───── Input for this task

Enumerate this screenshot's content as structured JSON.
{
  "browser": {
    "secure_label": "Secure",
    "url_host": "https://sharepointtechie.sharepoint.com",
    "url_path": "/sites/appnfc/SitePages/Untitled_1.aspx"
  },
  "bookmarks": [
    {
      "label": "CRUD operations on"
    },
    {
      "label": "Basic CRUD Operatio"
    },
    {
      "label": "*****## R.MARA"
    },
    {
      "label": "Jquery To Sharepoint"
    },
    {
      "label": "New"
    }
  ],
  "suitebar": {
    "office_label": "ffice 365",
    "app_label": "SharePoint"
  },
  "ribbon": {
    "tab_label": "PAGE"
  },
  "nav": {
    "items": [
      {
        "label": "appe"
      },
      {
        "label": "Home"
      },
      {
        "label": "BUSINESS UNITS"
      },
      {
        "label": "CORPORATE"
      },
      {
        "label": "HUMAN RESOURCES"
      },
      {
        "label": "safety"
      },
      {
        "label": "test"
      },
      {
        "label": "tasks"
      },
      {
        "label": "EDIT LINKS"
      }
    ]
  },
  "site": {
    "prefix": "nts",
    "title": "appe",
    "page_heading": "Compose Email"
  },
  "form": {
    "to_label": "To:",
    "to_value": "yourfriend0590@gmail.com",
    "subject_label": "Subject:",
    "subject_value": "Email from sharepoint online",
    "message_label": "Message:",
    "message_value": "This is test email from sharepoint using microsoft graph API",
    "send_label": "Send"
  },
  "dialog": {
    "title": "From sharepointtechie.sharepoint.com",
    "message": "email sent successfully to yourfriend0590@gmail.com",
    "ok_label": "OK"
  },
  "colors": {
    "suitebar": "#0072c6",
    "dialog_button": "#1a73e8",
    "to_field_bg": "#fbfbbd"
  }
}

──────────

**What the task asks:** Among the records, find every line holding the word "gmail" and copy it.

**Solution:**
    "to_value": "yourfriend0590@gmail.com",
    "message": "email sent successfully to yourfriend0590@gmail.com",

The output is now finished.